EXERCISE BRIEF: Copy out each line of the data that contains "Kelly".

--

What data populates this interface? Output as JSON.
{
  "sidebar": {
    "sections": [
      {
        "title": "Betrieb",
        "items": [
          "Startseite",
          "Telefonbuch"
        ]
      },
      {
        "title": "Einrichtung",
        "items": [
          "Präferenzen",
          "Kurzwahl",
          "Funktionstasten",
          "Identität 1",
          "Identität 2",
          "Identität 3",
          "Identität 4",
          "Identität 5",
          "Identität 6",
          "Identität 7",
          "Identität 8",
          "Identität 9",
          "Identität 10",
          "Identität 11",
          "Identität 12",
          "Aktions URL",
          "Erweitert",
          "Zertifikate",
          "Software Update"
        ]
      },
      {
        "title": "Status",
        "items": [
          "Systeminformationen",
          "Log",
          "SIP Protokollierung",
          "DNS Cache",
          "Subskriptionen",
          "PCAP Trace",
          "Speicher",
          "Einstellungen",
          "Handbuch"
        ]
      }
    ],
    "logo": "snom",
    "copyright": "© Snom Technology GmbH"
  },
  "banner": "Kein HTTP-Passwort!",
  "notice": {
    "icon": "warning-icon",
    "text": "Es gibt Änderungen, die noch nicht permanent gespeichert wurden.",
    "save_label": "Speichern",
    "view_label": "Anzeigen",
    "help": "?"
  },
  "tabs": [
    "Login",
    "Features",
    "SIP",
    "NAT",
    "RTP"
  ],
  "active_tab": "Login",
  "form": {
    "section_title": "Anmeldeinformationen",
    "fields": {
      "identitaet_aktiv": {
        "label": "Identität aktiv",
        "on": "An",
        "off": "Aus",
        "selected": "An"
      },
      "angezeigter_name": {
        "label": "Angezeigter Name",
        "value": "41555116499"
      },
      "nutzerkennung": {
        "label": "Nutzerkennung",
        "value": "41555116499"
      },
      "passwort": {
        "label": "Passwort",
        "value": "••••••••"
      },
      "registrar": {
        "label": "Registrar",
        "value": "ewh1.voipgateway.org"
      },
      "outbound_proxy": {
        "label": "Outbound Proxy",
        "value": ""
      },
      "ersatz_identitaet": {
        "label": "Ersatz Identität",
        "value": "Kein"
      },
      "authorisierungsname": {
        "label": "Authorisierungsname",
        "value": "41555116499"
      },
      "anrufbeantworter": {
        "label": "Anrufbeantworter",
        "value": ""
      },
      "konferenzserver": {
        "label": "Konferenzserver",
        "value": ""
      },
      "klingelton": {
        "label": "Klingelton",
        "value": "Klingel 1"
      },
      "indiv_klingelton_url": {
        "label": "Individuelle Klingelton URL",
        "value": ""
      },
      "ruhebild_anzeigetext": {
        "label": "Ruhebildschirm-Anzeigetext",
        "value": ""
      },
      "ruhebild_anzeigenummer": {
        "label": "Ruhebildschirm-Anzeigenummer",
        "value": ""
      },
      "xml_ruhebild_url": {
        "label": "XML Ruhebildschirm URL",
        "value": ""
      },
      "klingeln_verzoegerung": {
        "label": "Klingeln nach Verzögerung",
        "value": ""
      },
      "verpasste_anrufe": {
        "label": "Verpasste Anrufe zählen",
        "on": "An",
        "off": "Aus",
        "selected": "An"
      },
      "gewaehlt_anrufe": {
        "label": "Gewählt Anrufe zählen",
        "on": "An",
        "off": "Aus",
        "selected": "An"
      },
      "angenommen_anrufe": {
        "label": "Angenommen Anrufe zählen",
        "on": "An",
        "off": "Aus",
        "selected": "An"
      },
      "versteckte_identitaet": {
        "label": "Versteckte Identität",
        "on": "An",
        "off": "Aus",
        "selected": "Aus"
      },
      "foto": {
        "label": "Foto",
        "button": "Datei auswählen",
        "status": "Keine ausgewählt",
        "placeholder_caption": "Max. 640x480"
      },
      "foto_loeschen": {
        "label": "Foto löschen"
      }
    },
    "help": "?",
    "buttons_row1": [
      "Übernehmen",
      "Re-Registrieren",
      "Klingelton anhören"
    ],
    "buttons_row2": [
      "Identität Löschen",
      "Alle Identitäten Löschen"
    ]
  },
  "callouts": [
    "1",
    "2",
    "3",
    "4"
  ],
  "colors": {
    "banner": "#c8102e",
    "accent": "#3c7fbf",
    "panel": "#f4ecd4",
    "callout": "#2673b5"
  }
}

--

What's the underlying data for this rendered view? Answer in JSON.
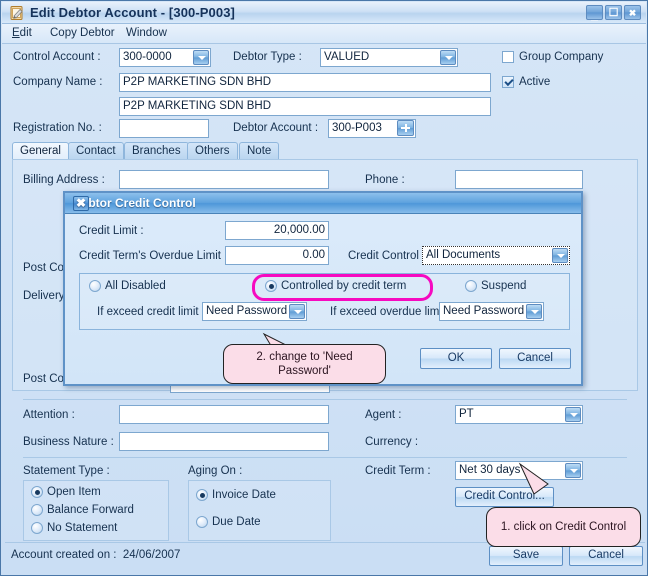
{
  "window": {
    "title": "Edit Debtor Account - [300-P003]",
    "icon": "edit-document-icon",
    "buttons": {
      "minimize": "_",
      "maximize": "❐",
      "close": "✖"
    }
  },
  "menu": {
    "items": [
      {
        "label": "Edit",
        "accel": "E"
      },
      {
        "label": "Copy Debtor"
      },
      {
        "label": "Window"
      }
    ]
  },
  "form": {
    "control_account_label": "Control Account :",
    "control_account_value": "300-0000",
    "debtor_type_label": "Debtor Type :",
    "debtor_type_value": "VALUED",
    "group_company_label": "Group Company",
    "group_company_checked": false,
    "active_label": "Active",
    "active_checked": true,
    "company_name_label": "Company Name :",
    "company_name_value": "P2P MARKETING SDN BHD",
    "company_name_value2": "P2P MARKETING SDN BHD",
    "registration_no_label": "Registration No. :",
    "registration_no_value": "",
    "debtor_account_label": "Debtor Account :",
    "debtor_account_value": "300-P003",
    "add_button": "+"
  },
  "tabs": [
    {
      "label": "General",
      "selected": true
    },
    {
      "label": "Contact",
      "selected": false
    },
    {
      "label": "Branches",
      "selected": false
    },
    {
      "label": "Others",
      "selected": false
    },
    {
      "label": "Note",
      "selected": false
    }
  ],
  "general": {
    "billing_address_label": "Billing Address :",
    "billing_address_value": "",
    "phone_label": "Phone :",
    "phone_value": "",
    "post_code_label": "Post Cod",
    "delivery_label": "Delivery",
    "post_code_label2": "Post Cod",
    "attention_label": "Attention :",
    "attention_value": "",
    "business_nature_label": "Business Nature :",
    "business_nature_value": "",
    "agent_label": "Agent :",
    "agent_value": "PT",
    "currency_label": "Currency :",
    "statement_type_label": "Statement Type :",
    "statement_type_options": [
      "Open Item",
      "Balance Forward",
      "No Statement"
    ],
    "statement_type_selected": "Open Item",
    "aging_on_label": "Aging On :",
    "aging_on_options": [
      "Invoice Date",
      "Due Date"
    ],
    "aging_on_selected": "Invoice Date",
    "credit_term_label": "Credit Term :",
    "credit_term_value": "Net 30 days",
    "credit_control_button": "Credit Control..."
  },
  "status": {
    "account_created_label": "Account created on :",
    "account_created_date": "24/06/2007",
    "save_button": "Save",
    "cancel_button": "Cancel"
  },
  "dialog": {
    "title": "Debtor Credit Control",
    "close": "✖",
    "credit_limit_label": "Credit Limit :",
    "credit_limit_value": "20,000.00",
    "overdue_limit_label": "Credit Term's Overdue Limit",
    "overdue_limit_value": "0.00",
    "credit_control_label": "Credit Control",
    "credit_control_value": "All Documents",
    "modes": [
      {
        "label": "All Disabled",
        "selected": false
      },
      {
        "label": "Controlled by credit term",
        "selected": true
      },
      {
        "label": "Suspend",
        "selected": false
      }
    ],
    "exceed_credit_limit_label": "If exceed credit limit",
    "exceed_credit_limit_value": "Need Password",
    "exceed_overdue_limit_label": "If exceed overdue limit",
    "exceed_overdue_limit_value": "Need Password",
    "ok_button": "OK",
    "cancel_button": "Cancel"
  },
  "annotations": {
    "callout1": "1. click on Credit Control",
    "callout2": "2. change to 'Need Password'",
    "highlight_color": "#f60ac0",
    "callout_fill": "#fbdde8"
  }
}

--

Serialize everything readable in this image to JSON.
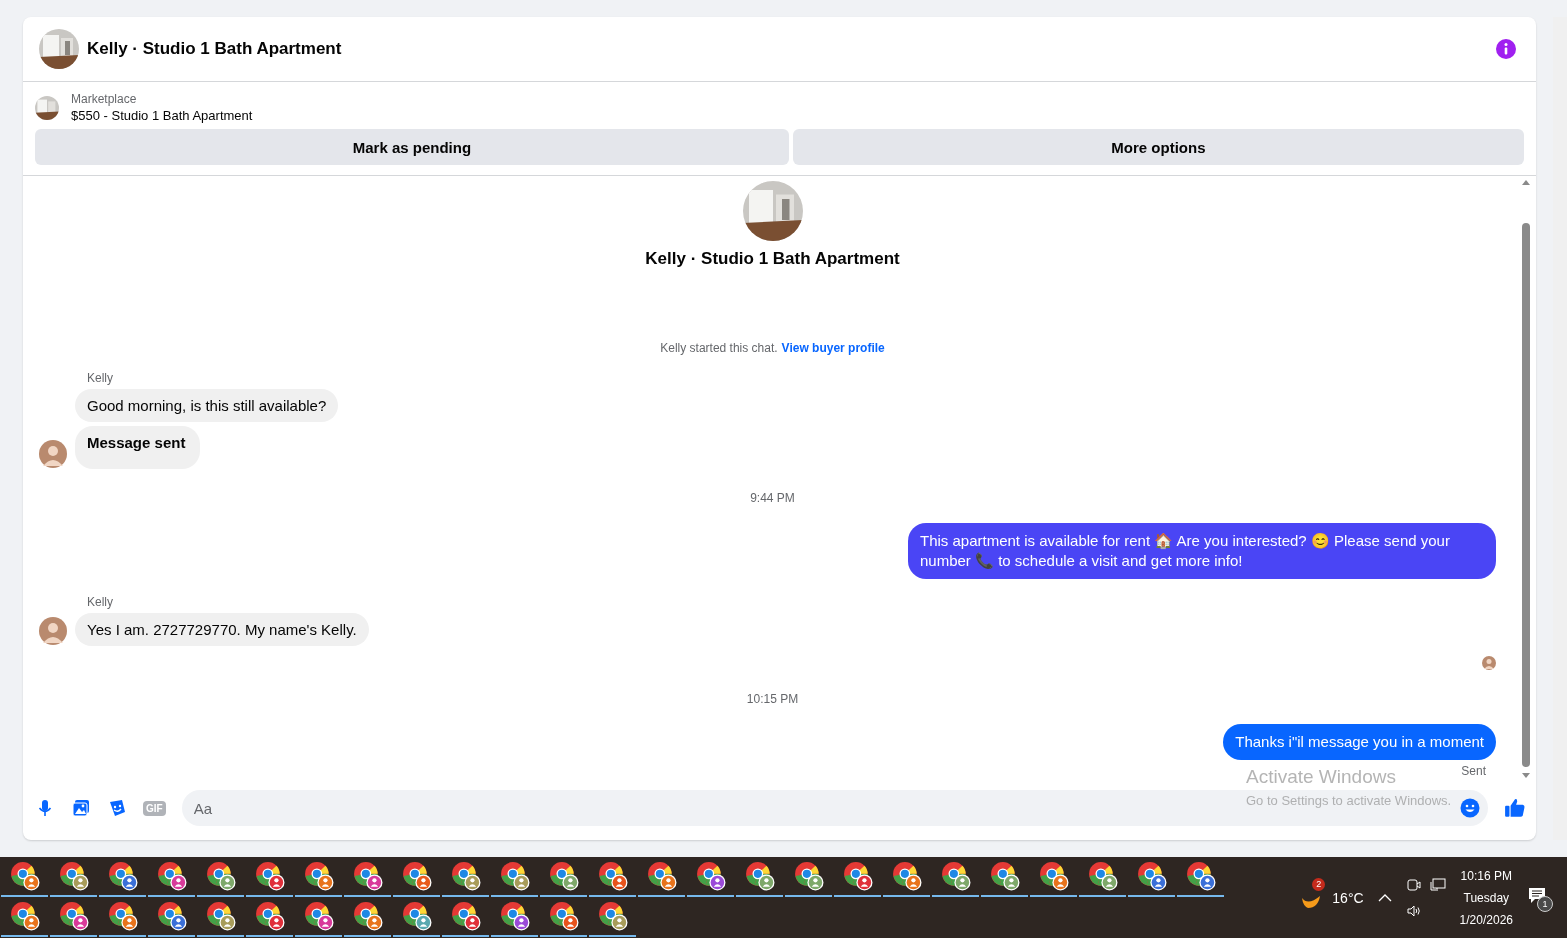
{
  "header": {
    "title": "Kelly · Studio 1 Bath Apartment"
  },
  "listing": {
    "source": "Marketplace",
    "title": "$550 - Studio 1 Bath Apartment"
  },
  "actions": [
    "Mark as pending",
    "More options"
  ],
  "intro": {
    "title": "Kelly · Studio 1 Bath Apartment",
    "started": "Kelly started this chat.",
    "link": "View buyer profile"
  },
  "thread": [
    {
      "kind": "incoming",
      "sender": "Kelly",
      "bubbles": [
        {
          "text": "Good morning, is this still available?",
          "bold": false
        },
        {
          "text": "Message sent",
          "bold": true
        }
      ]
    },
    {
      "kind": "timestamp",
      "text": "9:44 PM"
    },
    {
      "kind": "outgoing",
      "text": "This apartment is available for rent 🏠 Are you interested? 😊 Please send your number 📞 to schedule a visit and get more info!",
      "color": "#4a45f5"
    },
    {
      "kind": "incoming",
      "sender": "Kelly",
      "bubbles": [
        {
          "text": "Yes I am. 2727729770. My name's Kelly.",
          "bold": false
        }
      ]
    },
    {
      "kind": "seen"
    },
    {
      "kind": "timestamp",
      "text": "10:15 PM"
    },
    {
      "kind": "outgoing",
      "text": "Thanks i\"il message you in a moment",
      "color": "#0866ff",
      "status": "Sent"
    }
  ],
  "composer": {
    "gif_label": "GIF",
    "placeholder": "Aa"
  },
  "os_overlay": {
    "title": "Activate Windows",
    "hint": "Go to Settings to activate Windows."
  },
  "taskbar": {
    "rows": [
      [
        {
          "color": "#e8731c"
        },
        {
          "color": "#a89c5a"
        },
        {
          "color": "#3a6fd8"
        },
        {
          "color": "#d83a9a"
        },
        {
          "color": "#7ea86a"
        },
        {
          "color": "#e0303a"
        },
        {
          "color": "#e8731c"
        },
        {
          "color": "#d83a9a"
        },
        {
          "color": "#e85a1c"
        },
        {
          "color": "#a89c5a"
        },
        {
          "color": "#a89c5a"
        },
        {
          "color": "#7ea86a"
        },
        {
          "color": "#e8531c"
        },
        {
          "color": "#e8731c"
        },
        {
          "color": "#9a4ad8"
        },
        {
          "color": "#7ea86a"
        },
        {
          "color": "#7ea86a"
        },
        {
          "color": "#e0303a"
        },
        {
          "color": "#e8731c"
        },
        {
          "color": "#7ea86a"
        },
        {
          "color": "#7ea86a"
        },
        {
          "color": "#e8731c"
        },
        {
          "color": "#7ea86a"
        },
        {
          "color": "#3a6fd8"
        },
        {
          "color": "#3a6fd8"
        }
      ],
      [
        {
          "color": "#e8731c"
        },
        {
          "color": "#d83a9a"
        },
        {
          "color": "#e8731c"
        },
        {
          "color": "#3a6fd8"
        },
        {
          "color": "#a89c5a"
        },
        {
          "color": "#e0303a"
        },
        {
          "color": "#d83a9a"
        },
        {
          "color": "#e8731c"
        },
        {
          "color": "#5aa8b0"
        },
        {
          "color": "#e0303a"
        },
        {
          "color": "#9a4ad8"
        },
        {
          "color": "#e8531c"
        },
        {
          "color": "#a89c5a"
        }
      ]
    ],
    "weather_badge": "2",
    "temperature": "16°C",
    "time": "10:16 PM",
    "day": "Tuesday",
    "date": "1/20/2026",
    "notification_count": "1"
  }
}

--

ANSWER SECTION:
    "title": "Kelly · Studio 1 Bath Apartment"
    "title": "Kelly · Studio 1 Bath Apartment",
    "started": "Kelly started this chat.",
      "sender": "Kelly",
      "sender": "Kelly",
          "text": "Yes I am. 2727729770. My name's Kelly.",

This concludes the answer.